It’s mainly the fact that almost every stat would indicate that we were an improved team in 2010 from 2009, yet the record went in the opposite direction.
Football games are not played in vacuum, though, like you pointed out.
For me it, it came down to poor line play on both sides of the ball. We had other problems, obviously, but the poor line play was the root of all evil. The defensive line was understandable because we didn’t have the right personnel, but the O-line remains a bit of a mystery to me. I’m praying Friend can make significant progress with those gentlemen.
Both lines were pretty much shoved around by the good teams we played last year, especially as it got later in the game.
Line play is foundational. Football teams do not excel without it.
Herschel came in to an outstanding existing O line in 1980 and Herschel enjoyed great O lines his three years in Athens. Not taking anything away from Herschel, but even he wouldn’t have been the Greatest College Football Player Ever without a great O line.
Strength and conditioning is not the panacea, but Georgia’s historic success was built not so much on having the better atheletes, but rather on having the stronger and more fit players in the game when it counted. CMR seems routinely to sign better prospects than Coach Dooley generally had, but Dooley seemed more able to put players who could bring it in the second half.
I’m optomistic Coach Friend can take clearly talented players and make them winners on the field for Georgia.
In close games last year, despite Murray’s overall performance, he seem to suffer from some nerves on top of some questionable offensive calls. These factors are not reflected in these statistics as but one bad throw in an otherwise good day can lose the game.
I am being optimistic that Murray control some of his nerves. I think as most likely will agree the first two games of the 2011 season will dictate the rest of the year as well as much of the coaches fates. It is a heavy burden and therefore this is where he needs to show up. The burden is not on Crowell, but ultimately on the field general.
A great RB like Lattimore but a QB like Garcia sure did reach some success but I do not think they actually achieved their potential.
Same during the era of H. Walker, without a wiser QB, I do not think UGA could have achieved greatness.
You had me up until the wiser QB. Buck was a average QB that had the greatest college RB of all times to hand off to. He had one great play that year and nobody can take that away the scramble and pass to Scott will forever stand as a great play. That said he completed 1 pass in the Sugar Bowl. We could have gotten 1 pass completion if we had let HW throw it form the Shotgun. Even Buck will admit the only thing he really had to do was not fumble the snap or the hand off to HW.

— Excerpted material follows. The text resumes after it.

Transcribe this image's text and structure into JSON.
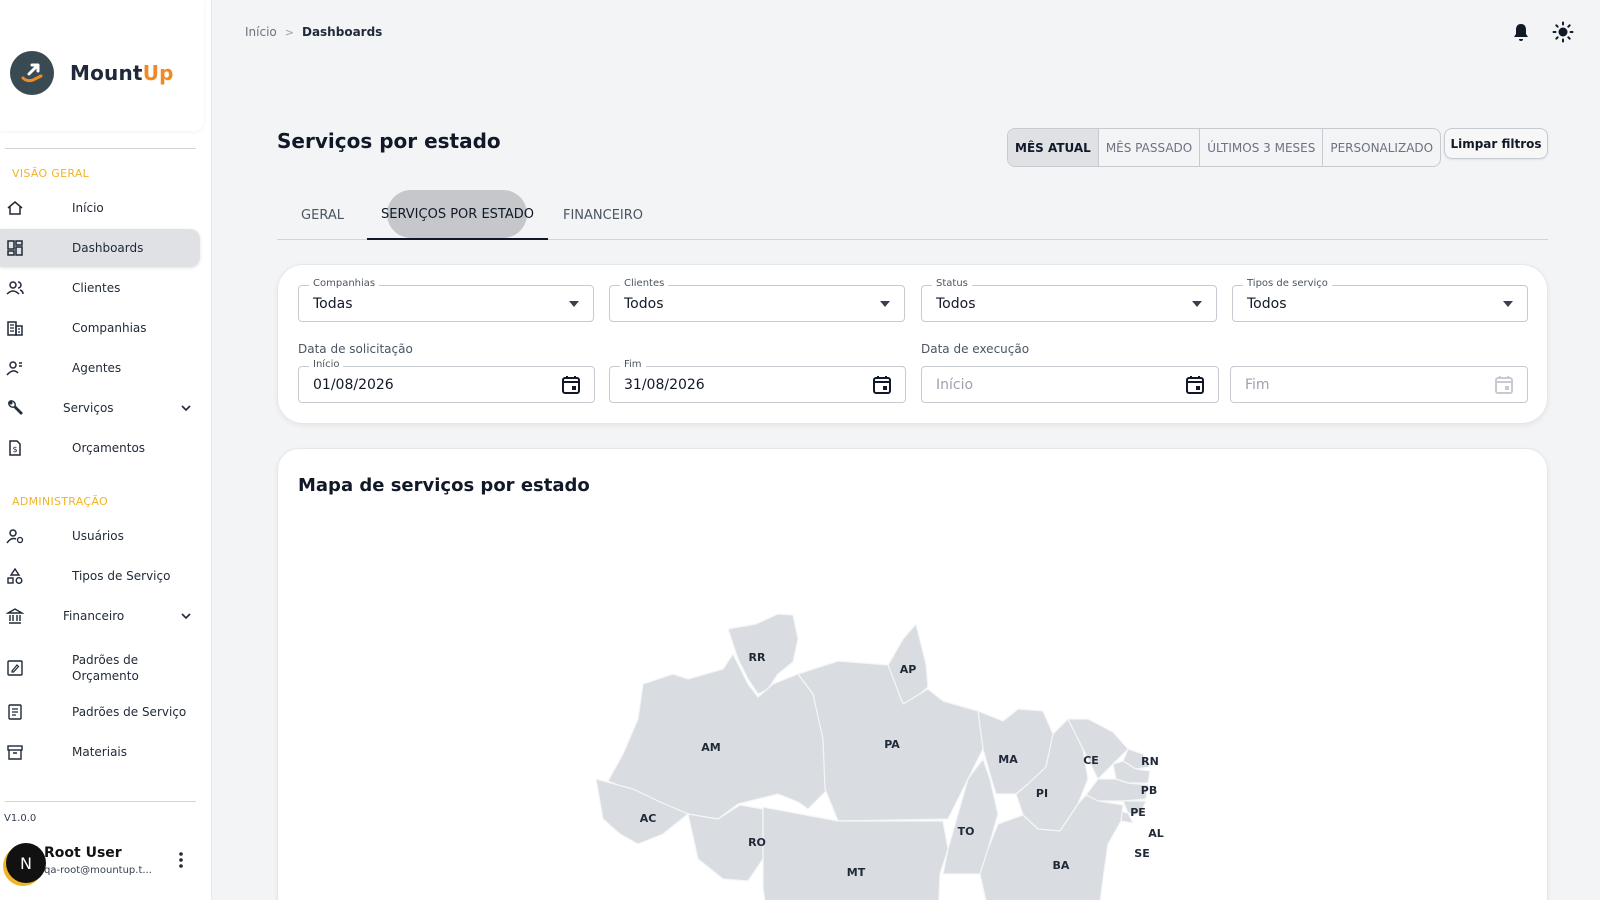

Just goes to show average ability (at best) can take you far if you are in the right place at the right time. I would say the same about his sports talk ability if I thought it was average. But it ain’t even that. He needs a Hershel to hand off in sports talk, but all he got is a Jasper Sanks.
Georgia’s offense was different back then. By the standards of Georgia QBs throughtout the ’70s and ’80s, Buck was good.
… but not as good as Goff, of whom a little more was asked.
Some of the guys that rip on Murray for not being a “winner” remind me of the arguments some baseball fans use to disparage great pitchers with poor W-L records.
QBs and pitchers are the most important players on their respective fields, but they’re not responsible for everything.
That line of thinking would make too much sense, though. Clearly not good enough for the unabashed Murray haters that troll here.
7 posts in and not one “FIRE BOBO” comment???? Y’all are slipping. 🙂
Last season felt like we kept calling heads and it kept falling tails.